Under the settlement agreement, known as the “Keepseagle Settlement,” $680 million will be made available to eligible class members to compensate them for their discrimination claims, according to a press release issued yesterday by the USDA.

In addition, the agreement provides up to $80 million in debt forgiveness to successful claimants with outstanding USDA Farm Loan program debt. Also, a moratorium on foreclosures of most claimants’ farms and a moratorium on accelerations and administrative offsets of class members’ farm loan accounts will be put into place until after claimants have gone through the claims process or the Secretary of Agriculture has been notified that a claim has been denied.

The settlement also provides a broad range of programmatic relief, including the creation of a new Federal Advisory Council for Native American farmers and ranchers and a new ombudsman position to address farm program issues related to Native American farmers and ranchers as well as all other socially disadvantaged farmers and ranchers. 

The settlement will not be final until it is formally approved by the U.S. District Court for the District of Columbia.

Agriculture Secretary Tom Vilsack said in the release announcing the settlement, “Today’s settlement can never undo wrongs that Native Americans may have experienced in past decades, but combined with the actions we at USDA are taking to address such wrongs, the settlement will provide some measure of relief to those alleging discrimination.”

In a press release issued yesterday, the National Congress of American Indians praised the settlement.  

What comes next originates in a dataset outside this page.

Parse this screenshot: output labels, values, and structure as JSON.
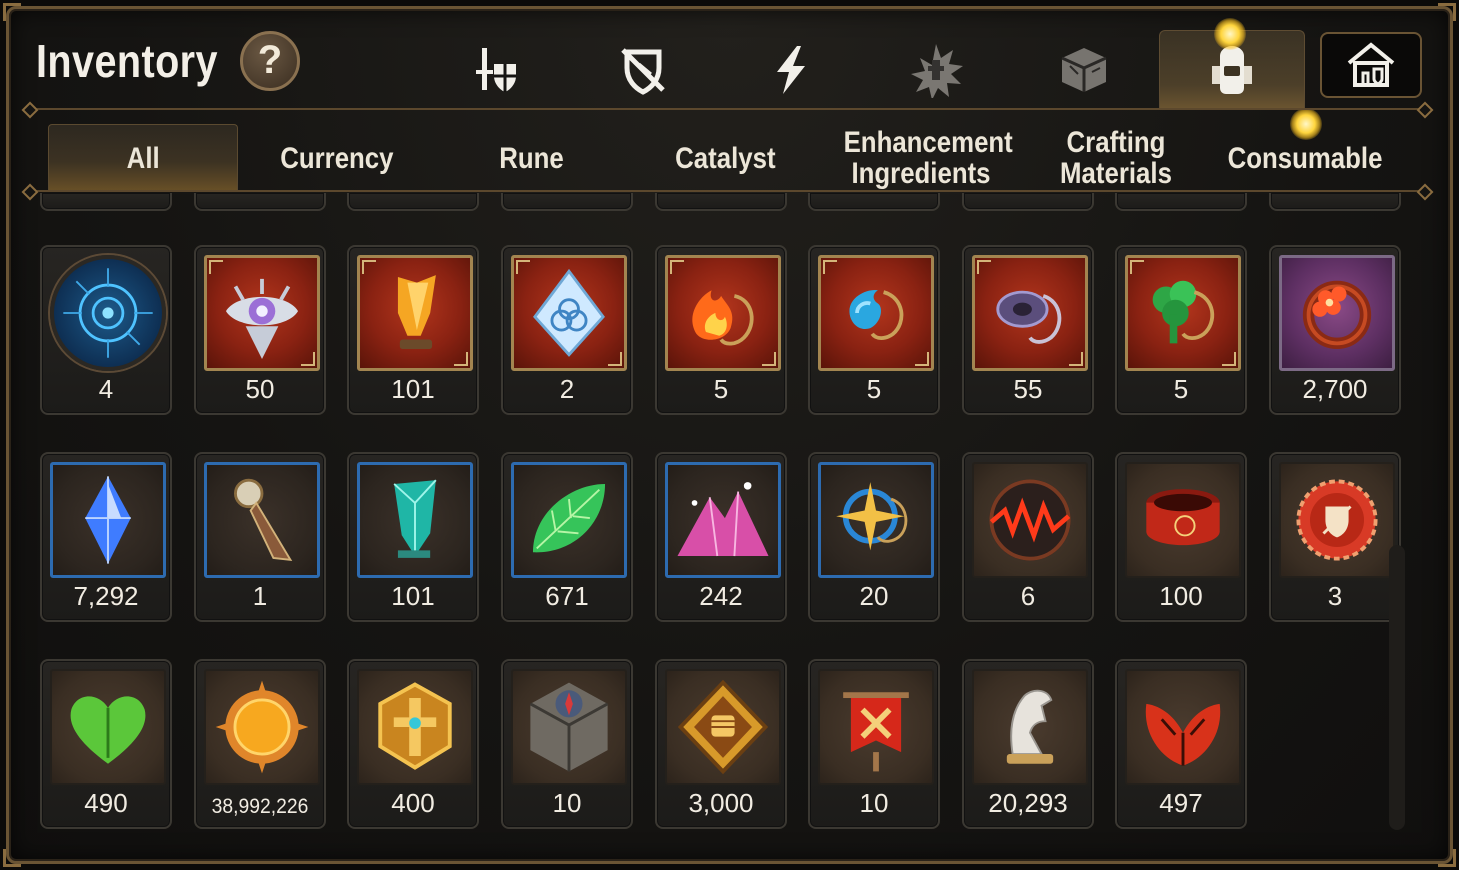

"This settlement provides long awaited justice for American Indian farmers and ranchers who have only sought an equal opportunity to work hard and succeed,” said Jefferson Keel, President of NCAI. “We are pleased that the court and the Obama Administration have taken tangible steps today to right a wrong  reinforce the trust relationship between the United States and American Indian tribal nations.”